Rediscovering Honouliuli and preserving former camp sites


Edited by Claire Sato and Violet Harada (Honolulu: Japanese Cultural Center of Hawai‘i, 2018, 100 pp., $25, paperback)

Having previously read with enjoyment and edification a trio of books published by the Japanese Cultural Center of Hawai‘i — “Life behind Barbed Wire: The World War II Internment Memoirs of a Hawaii Issei” (2008), “Family Torn Apart: The Internment Story of the Otokichi Muin Ozaki Family” (2012) and “Haisho Tenten: An Internment Odyssey” (2017) — I was overjoyed by the prospect of scrutinizing still another sterling JCCH volume. Although not as ambitious in analytical penetration, topical and thematic context, and historical detail as the above noted three works, this slender primer is both more comprehensive in coverage and richer in multi-perspectival representation of a lived wartime ordeal than any of its precursors.
Of a piece with the earlier JCCH books, “A Resilient Spirit” acts strategically as an educational vehicle to incorporate the Hawai‘i Nikkei involvement into the heretofore mainland-dominated

World War II uprooting and incarceration story of the Japanese American community.

Upon perusing the book’s foreword by Carole Hayashino, retiring president and executive of JCCH, readers will become cognizant of two significant facts. The first of these is the pivotal role played by her organization in rediscovering, between 1998 and 2002, Hawai‘i’s largest and longest operating World War II civilian incarceration and prisoner-of-war camp, Honouliuli, in West

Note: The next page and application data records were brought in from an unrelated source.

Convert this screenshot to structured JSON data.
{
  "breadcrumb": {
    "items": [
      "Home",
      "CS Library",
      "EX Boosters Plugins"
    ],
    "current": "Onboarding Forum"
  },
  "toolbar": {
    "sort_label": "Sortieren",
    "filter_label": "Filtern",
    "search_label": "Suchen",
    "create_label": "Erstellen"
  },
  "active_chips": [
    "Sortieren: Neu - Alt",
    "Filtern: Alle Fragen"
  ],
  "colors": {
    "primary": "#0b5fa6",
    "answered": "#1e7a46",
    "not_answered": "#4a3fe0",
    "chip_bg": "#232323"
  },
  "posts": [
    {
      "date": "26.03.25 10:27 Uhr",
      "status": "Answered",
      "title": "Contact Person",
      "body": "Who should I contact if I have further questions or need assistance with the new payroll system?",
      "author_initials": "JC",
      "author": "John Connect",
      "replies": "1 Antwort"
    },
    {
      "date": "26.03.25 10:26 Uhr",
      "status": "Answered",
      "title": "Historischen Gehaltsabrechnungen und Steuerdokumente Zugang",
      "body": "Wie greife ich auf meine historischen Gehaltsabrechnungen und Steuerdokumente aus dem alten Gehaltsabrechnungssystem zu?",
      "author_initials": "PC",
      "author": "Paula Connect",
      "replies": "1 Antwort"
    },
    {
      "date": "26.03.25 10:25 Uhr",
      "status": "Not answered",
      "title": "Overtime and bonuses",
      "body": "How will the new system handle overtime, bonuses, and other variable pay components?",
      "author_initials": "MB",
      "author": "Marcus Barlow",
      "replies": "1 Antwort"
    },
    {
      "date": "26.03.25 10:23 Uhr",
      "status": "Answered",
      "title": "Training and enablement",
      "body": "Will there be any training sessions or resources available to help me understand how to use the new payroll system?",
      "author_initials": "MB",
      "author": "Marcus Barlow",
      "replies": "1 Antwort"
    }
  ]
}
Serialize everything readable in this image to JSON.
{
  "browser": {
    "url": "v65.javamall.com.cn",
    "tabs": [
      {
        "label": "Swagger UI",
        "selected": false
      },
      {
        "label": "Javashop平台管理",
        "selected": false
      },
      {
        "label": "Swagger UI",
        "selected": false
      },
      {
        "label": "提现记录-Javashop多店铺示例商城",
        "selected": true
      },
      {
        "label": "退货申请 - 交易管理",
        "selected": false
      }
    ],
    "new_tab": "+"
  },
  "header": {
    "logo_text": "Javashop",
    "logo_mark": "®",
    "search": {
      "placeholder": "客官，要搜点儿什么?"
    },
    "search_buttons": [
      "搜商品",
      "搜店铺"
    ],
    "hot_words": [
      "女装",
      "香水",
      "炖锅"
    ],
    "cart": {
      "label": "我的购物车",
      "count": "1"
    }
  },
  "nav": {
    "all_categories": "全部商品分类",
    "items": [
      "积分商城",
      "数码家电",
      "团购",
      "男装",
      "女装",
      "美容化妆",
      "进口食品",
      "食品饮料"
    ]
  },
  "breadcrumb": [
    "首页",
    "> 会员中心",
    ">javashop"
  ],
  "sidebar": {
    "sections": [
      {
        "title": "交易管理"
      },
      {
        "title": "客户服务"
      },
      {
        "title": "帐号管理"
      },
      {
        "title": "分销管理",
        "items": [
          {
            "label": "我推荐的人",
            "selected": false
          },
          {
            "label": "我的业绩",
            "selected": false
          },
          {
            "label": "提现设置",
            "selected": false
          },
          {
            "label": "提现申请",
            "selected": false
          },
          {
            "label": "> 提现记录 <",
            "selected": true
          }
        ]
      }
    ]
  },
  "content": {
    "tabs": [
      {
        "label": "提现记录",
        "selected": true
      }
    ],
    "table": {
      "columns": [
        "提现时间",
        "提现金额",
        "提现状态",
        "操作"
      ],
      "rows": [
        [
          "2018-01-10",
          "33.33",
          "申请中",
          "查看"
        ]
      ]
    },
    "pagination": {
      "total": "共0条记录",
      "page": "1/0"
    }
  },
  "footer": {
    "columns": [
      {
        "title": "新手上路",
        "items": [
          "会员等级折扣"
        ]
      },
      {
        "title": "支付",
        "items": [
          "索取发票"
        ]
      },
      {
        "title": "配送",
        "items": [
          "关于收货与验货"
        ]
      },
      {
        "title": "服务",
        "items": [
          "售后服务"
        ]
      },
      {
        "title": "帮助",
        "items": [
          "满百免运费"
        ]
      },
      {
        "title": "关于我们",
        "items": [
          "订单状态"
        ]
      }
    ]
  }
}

O‘ahu, and the JCCH’s subsequent dedication “to forever preserve the history of Hawai‘i’s confinement sites” (p. v). The second key fact imparted to readers by Hayashino is that the co-editors of “A Resilient Spirit,” Claire Sato and Violet Harada (both specialists in the field of library and information science), enshrine in their treatment of the wartime incarceration experience of Hawai‘i Nikkei the notion long ago vocalized by Edison Uno, the legendary father of Japanese American redress and Hayashino’s onetime ethnic studies mentor and colleague at San Francisco State University, that “history must be told by those who lived it” (p. v).

Consistent with this historical inclination, Sato and Harada organize their book into 11 diverse thematic/topical chapters (“December 7, 1941,” “Torn from Their Families,” “No Longer Free,” “Daily Life Behind the Barbed Wire,” “Pastimes,” “Mess Hall Meals,” “Separation and Longing,” “Sorrow in the Camps,” “Release with Conditions,” “Bittersweet Reflections,” and “Resilient Spirit”). Each of these chapters are comprised of a cluster of artfully chosen and exceedingly moving mini-stories communicated by 36 former inmate narrators (whose brief life histories are provided in an appendix). These storytellers, overwhelmingly male Issei aliens, speak to the situations prevailing at the multiple inmate camp sites (minimally 17) within O’ahu and the neighboring islands (which are conveniently mapped in a second appendix). What made Honouliuli unique among the detainment center and incarceration camps was that in addition to the approximately 360 inmates it held at any given time, it imprisoned 3,000 to 4,000 POWs, principally non-combatants who provided the labor force for Japan’s South Pacific military holdings.

Thanks in large part to the efforts of the JCCH, in 2015 President Barack Obama proclaimed Honouliuli a National Park Service-managed national monument. It would be a very wise decision for future visitors to that interpreted site to first read “A Resilient Spirit,” an action which is bound to convert an eye-and-mind-opening historical encounter into one suffused with palpable feeling and enlarged meaning.

Speak Your Mind


This site uses Akismet to reduce spam. Learn how your comment data is processed.

Kyplex Cloud Security Seal - Click for Verification